Galloway’s punt-return score, which broke a 7-7 tie six minutes into the second half, was the first touchdown on a punt return for Tampa Bay since Week Two of 2002, when Karl Williams went 56 yards to pay dirt at Baltimore. Galloway’s runback was also the ninth-longest in team history, just edging out the above return by Williams. It was the ninth punt-return score in team history. The Bucs have never had a kickoff return for a score, a fact for which they got an uncomfortable reminder to begin the game. Aaron Stecker, the leading kickoff return man in Tampa Bay history and now a Saints reserve, had exactly 100 returns as a Buccaneer but never took one back to the end zone. His first return against the Buccaneers, however, found pay dirt.

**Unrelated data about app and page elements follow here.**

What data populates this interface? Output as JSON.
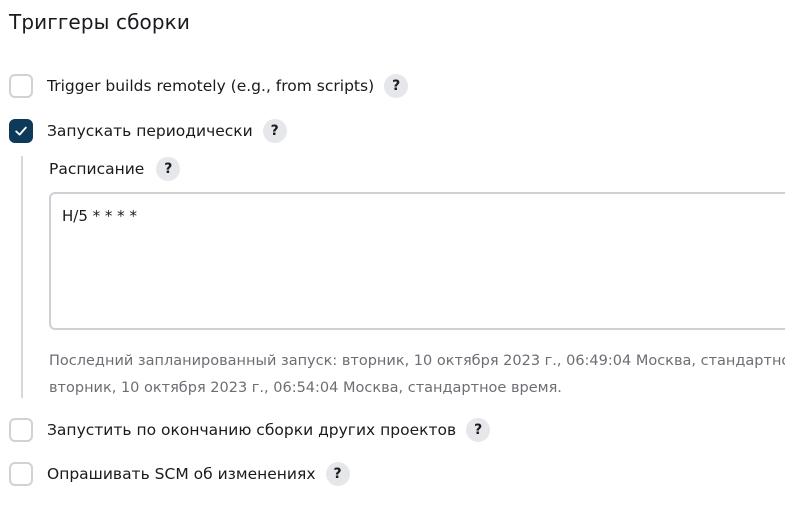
{
  "section": {
    "title": "Триггеры сборки"
  },
  "triggers": [
    {
      "label": "Trigger builds remotely (e.g., from scripts)",
      "checked": false,
      "help": "?"
    },
    {
      "label": "Запускать периодически",
      "checked": true,
      "help": "?"
    },
    {
      "label": "Запустить по окончанию сборки других проектов",
      "checked": false,
      "help": "?"
    },
    {
      "label": "Опрашивать SCM об изменениях",
      "checked": false,
      "help": "?"
    }
  ],
  "schedule": {
    "label": "Расписание",
    "help": "?",
    "value": "H/5 * * * *",
    "hint_line1": "Последний запланированный запуск: вторник, 10 октября 2023 г., 06:49:04 Москва, стандартное время; Следующий запуск:",
    "hint_line2": "вторник, 10 октября 2023 г., 06:54:04 Москва, стандартное время."
  },
  "colors": {
    "checkbox_checked": "#0e3a5a",
    "checkbox_border": "#cfd2d6",
    "help_bg": "#e6e7ea",
    "hint_text": "#6b6e73"
  },
  "icons": {
    "checkmark": "check-icon",
    "help": "question-mark-icon"
  }
}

Stecker initially muffed the game-opening kick, allowing it to go through his legs and back to the Saints’ two-yard line. That apparent good fortune turned sour when Stecker picked it up, eluded a gang of tacklers at the eight and cut to the right sideline to find an open field. Ninety-eight yards later, the Saints led 7-0, 20 seconds into the game. However, it took the Bucs’ offense only three minutes to tie the score, taking the opening possession 60 yards for a touchdown. Helped by three penalties for 34 yards, the Bucs gained a first down at the five and got it in on a third-down pass to Galloway. It was the fourth receiving touchdown in three games for Galloway, who missed most of the season’s first half with leg injuries.

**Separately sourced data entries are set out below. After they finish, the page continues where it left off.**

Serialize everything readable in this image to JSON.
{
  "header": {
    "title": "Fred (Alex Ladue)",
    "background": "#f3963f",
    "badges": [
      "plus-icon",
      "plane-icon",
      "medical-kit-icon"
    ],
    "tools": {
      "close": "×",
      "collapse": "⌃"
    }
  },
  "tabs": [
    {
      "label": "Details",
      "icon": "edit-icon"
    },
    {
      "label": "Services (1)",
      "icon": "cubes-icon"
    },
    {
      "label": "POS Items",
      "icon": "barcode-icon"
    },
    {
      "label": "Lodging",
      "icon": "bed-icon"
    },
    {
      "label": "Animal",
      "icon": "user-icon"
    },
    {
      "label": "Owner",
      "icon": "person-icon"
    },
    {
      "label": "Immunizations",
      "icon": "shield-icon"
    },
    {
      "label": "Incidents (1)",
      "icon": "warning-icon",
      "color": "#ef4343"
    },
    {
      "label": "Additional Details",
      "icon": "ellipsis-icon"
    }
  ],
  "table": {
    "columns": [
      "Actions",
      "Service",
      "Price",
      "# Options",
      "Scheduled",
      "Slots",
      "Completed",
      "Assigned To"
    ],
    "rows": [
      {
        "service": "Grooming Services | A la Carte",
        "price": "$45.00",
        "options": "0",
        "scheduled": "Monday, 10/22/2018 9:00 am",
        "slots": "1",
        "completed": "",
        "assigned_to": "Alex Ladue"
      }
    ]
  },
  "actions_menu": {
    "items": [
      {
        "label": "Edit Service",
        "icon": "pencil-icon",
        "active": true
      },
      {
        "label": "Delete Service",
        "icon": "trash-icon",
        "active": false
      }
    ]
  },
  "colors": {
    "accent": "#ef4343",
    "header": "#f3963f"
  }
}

Neither team scored again in the first half, which felt like a lost opportunity for the Buccaneers. While Tampa Bay’s defense was completely stifling the Saints’ offense in the first half – 64 yards allowed, four sacks – the Bucs’ offense shot itself in the foot several times. A fumble by FB Mike Alstott in Saints territory killed one promising drive, and two straight third-and-two failures from midfield led to two more punts. Another special teams problem allowed New Orleans to cut the lead to 17-14 with 3:33 to play. Dangerous return man Michael Lewis escaped a gang of tacklers and broke free across the field, getting down to the Bucs’ four for a 53-yard return. The Saints scored two plays later on a fade pass to WR Joe Horn.

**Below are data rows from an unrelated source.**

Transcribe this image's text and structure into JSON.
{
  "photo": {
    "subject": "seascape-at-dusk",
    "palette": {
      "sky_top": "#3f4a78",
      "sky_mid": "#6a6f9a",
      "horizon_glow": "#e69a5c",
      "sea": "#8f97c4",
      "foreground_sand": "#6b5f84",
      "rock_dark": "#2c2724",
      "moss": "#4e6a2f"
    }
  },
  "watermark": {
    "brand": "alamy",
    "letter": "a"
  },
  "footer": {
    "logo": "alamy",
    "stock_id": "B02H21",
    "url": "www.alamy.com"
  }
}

The Bucs’ pass rush, which came into the game leading the NFL in sacks per pass play, was hot at Brooks’s heels all day. At one point, Brooks was dropped for sacks on three straight plays, killing a drive that had moved inside the Bucs’ 40. Greg Spires, making his first career start at defensive tackle, split those three sacks with DE Simeon Rice, making the team’s D-line shuffling look like a great move. In order to get their most productive linemen on the field, the Bucs moved Spires inside and started second-year man Dewayne White at Spires’s usual left end spot. Rice ended the game with 3.5 sacks. But in the end, turnovers obviously killed the Bucs, as they almost always do. Tampa Bay is 0-12 over the last two seasons in games in which they had a negative turnover ratio. They haven’t won a game under those circumstances since the third week of the 2002 season, at Cincinnati.